Malawi news go mobile: “Just this week [post was written June 17, 2011], Malawi's leading publishing house, BNL Times, publishers of the Daily Times, Malawi News, Sunday Times and Weekend Times inconjuction with TalkAWE announced that it will soon launch an initiative to bring breaking news on your mobile phones.
Victor Kaonga started his blog, NDAGHA, in 2006, joining a small but dedicated band of Malawian bloggers. A broadcast journalist by profession, he holds a graduate degree in Global Journalism from Orebro University, Sweden. Here Victor talks about how he became involved with Global Voices and shares his thoughts on the Malawian blogosphere and the stories that are being discussed in his corner of the world.
Babalu links to a story about a train crash that has injured nearly 80 people in Cuba, commenting: “The decaying infrastructure and transportation system in Cuba…continues to take a deadly toll on the Cuban people.”
VMK, a Congolese company, announced via its CEO Verone Mankou‘s Twitter account, that it will produce the first Android tablet made in Africa. Tech Central magazine interviewed Verone Mankou, showing a picture of the back of the tablet.

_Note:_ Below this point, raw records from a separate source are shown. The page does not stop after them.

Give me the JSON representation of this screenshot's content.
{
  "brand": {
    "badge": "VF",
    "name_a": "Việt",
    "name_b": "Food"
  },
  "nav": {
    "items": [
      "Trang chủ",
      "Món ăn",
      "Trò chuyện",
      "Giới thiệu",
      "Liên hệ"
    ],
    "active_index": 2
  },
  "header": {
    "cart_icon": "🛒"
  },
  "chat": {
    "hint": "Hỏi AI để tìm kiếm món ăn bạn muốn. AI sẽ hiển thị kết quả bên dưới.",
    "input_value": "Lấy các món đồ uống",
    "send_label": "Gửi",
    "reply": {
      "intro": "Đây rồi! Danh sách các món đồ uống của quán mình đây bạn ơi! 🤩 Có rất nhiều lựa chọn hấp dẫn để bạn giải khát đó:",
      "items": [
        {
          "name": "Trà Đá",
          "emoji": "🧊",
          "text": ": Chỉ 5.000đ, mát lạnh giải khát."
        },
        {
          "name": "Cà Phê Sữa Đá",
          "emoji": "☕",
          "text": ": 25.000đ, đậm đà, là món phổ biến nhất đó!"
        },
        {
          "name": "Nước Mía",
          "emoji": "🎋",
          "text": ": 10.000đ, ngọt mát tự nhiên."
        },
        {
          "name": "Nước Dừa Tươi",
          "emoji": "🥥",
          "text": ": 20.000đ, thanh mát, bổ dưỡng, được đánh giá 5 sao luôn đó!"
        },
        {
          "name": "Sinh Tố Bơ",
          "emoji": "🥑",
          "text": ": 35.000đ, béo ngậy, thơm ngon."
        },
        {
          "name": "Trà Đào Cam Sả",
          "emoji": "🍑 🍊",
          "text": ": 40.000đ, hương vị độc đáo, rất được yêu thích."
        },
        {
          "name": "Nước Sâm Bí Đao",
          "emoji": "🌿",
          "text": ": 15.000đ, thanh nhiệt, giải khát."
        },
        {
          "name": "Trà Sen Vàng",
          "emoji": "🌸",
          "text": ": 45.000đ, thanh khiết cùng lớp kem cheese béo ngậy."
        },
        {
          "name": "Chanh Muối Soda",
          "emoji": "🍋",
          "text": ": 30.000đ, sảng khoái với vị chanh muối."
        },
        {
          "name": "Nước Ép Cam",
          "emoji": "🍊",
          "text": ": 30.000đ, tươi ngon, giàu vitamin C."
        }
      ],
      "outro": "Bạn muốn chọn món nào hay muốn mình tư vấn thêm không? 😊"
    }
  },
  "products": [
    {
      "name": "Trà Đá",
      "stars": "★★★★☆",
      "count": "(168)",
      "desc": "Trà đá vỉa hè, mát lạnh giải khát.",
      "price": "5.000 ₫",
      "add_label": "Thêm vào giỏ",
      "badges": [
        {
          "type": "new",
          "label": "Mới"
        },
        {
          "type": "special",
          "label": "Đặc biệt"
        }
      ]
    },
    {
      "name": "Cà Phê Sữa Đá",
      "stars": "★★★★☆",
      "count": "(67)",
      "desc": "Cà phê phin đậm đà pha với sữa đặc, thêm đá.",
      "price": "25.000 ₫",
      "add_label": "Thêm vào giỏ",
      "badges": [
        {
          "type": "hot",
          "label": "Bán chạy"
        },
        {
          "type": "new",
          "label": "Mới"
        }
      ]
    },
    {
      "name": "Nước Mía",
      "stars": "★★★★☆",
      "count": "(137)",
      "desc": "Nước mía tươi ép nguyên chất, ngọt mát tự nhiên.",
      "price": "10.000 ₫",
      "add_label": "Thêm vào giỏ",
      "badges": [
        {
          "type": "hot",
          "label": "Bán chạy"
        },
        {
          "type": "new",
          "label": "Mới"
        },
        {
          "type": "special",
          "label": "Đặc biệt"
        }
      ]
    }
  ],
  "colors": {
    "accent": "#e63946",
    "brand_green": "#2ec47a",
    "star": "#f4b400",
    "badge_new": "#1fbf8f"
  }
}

More pictures are available on the VMK Blog [fr]. An official introduction will be...
whatwaswritten, the blog of Global Voices author Leyla Najafli, translates a story from RFE's Azeri service reporting that Diana Markosyan, a photojournalist from Bloomberg, was detained at Baku airport earlier today. The American-Russian dual citizen of Armenian origin attempted to enter Azerbaijan without a visa as CIS citizens can. However,...
‘Search activity of men and women is almost the same,’ says [ru] the new research of web search behavior by Yandex. Women search online a little more, add to search queries colors and locations. Men tend to use Latin script twice more often than women. Men search mostly about IT...
“When Cuba is free, those who accommodated, appeased and apologized for the Castro regime to preserve their own standing will not be absolved”: Uncommon Sense blogs about the actions of Cuba's Methodist Bishop, who reportedly replaced one of the church's pastors, allegedly “because of his good relations with Cuban dissidents.”
Barbados Free Press publishes the opinion of a reader who cannot rationalise that a psychologist has been hired to advise members of the West Indies cricket team, saying: “It’s about management, the mix and coaching. Management needs the shrink – the men need managing.”
We've all heard it before. Perhaps at the glance of an untidy bedroom, or even on a television sitcom, the ‘looks like Beirut' jibe has widely become a common phrase to denote a chaotic mess. A Twitter and blogger stir was caused last week when a headline in Australia's The Age newspaper invoked the infamous phrase.